IHS Market's latest forecasts show that light-vehicle (LV) sales in China in 2017 will reach 27.8 million units, up 1.08% y/y, of which PV sales will hit 23.64 million units, up 2.57% y/y. This is a slight downgrade from the previous forecast due to a current slowdown in momentum in the market. Meanwhile, the impact of lower oil prices in 2018 is expected to fuel the market slightly.

About this article

The above article is from IHS Automotive Same-Day Analysis of automotive news, events and trends, and is a deliverable of the World Markets Automotive Service. The service averages thirty stories per day and also provides competitor and country intelligence. Get a free trial.

About The Author

Ms. Namrita Chow is Principal Analyst at IHS Markit for the China automotive market.
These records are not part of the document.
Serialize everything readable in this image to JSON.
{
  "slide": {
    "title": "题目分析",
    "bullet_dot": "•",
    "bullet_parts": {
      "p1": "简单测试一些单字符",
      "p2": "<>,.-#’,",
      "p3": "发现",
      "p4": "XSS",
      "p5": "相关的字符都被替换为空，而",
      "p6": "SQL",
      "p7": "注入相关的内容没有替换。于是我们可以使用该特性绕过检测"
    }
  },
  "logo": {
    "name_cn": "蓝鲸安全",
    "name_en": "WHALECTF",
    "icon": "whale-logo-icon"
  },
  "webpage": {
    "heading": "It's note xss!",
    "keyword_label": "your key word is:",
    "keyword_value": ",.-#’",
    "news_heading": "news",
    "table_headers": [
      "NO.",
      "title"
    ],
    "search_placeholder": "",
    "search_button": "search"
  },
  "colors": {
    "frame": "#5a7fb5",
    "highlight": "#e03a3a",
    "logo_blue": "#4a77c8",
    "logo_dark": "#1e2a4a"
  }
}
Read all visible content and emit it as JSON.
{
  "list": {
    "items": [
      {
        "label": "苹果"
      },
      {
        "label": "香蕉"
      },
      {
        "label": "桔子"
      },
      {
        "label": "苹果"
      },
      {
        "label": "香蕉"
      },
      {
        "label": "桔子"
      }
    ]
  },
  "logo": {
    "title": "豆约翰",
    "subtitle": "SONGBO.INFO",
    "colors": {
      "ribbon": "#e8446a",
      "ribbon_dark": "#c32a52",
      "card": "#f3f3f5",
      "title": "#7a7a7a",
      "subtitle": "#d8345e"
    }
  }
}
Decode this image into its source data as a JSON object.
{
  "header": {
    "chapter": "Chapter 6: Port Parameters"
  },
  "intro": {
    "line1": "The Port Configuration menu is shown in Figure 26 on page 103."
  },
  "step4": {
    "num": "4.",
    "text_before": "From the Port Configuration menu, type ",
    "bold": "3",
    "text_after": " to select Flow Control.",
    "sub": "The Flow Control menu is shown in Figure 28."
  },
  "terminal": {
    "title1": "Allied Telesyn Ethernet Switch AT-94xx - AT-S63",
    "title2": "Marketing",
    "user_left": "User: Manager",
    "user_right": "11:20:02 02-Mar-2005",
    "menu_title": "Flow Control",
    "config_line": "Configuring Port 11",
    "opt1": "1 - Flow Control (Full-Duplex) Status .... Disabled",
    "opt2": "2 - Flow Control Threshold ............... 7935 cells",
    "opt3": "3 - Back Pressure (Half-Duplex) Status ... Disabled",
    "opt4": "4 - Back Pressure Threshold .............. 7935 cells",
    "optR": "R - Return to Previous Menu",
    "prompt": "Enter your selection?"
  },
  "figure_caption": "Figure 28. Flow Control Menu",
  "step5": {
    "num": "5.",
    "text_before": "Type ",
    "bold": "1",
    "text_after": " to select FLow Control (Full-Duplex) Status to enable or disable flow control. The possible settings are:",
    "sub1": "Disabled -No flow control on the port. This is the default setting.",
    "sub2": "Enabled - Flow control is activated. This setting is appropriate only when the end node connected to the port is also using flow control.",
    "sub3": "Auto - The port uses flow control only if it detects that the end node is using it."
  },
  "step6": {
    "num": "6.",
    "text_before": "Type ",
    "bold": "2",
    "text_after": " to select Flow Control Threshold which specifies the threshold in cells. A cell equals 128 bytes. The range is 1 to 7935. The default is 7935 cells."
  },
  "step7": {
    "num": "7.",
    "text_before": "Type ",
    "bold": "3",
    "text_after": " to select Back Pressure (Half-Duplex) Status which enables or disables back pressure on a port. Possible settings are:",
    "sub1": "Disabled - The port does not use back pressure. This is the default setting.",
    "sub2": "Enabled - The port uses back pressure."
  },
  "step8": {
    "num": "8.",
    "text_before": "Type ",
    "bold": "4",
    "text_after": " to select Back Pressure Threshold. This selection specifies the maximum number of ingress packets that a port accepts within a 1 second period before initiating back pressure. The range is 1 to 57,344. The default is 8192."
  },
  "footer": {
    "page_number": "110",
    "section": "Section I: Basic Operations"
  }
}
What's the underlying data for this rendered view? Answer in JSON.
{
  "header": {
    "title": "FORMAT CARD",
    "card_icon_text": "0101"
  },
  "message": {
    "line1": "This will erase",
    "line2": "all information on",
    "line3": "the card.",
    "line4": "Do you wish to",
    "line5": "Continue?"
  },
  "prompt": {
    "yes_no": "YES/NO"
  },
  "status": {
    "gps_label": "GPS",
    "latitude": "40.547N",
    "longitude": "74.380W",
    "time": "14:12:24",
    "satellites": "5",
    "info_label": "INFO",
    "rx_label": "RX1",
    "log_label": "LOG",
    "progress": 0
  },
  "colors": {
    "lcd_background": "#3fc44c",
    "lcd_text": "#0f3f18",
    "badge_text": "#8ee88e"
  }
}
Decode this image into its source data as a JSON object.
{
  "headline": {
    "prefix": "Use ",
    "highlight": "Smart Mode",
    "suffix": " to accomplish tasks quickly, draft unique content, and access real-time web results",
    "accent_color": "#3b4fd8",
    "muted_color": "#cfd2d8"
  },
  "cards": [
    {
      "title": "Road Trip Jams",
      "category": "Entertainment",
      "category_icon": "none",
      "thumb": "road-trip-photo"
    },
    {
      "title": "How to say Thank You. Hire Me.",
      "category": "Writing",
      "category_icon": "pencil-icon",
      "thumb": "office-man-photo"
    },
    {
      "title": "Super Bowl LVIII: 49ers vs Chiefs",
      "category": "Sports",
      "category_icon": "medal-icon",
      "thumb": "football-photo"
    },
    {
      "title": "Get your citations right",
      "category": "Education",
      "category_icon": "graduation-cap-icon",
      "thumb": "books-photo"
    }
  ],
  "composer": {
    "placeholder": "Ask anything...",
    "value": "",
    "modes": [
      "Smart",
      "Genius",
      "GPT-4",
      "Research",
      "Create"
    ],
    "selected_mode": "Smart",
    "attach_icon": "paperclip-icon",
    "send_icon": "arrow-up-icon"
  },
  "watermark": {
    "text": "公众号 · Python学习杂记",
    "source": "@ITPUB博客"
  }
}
With over a decade in China, she has firsthand knowledge of the market, the players and the many nuances. Her expertise has helped in forecasting trends, whether within the domestic Chinese automotive market or linked to Chinese vehicle exports in other markets. She has authored special reports as well as daily news analysis, focusing on the intricacies of the vehicle market in China and is available to speak on subjects relating to the Chinese vehicle market. Ms. Chow’s education includes a Post Graduate Certificate in Economics and Math and a Master of Science degree in Advanced Macroeconomics and Mathematics from the University of London, U.K., as well as two years of intensive Mandarin at Shanghai Jiao Tong University, Shanghai, China.​